(Entries from a dataset of interfaces)
<<<<

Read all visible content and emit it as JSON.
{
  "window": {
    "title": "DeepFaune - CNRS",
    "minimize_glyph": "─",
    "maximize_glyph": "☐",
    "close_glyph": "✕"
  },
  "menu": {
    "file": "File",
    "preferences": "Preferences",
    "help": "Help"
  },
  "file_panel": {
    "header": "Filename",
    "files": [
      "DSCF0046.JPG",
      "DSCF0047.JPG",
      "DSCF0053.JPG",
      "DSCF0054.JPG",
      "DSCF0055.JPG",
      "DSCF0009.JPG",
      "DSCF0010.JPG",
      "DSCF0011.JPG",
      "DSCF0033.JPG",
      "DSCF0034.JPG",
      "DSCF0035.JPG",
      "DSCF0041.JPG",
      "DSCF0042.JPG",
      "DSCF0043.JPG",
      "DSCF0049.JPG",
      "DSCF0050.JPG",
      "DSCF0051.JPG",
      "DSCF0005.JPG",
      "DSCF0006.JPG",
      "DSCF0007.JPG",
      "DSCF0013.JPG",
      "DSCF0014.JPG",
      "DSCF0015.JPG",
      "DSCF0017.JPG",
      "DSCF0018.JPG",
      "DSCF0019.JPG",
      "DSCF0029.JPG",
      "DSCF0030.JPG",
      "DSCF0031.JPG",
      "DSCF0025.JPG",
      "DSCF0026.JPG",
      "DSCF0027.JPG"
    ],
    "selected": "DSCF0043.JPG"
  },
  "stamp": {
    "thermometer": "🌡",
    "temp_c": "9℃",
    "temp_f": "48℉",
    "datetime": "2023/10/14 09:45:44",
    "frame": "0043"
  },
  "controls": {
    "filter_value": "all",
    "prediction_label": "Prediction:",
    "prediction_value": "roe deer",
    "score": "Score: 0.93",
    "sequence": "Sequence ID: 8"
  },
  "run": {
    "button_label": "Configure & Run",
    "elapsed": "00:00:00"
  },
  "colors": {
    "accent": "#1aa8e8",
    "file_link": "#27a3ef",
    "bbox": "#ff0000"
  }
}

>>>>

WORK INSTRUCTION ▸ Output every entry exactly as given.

TASK SOLUTION ▸
Read all visible content and emit it as JSON.
{
  "window": {
    "title": "DeepFaune - CNRS",
    "minimize_glyph": "─",
    "maximize_glyph": "☐",
    "close_glyph": "✕"
  },
  "menu": {
    "file": "File",
    "preferences": "Preferences",
    "help": "Help"
  },
  "file_panel": {
    "header": "Filename",
    "files": [
      "DSCF0046.JPG",
      "DSCF0047.JPG",
      "DSCF0053.JPG",
      "DSCF0054.JPG",
      "DSCF0055.JPG",
      "DSCF0009.JPG",
      "DSCF0010.JPG",
      "DSCF0011.JPG",
      "DSCF0033.JPG",
      "DSCF0034.JPG",
      "DSCF0035.JPG",
      "DSCF0041.JPG",
      "DSCF0042.JPG",
      "DSCF0043.JPG",
      "DSCF0049.JPG",
      "DSCF0050.JPG",
      "DSCF0051.JPG",
      "DSCF0005.JPG",
      "DSCF0006.JPG",
      "DSCF0007.JPG",
      "DSCF0013.JPG",
      "DSCF0014.JPG",
      "DSCF0015.JPG",
      "DSCF0017.JPG",
      "DSCF0018.JPG",
      "DSCF0019.JPG",
      "DSCF0029.JPG",
      "DSCF0030.JPG",
      "DSCF0031.JPG",
      "DSCF0025.JPG",
      "DSCF0026.JPG",
      "DSCF0027.JPG"
    ],
    "selected": "DSCF0043.JPG"
  },
  "stamp": {
    "thermometer": "🌡",
    "temp_c": "9℃",
    "temp_f": "48℉",
    "datetime": "2023/10/14 09:45:44",
    "frame": "0043"
  },
  "controls": {
    "filter_value": "all",
    "prediction_label": "Prediction:",
    "prediction_value": "roe deer",
    "score": "Score: 0.93",
    "sequence": "Sequence ID: 8"
  },
  "run": {
    "button_label": "Configure & Run",
    "elapsed": "00:00:00"
  },
  "colors": {
    "accent": "#1aa8e8",
    "file_link": "#27a3ef",
    "bbox": "#ff0000"
  }
}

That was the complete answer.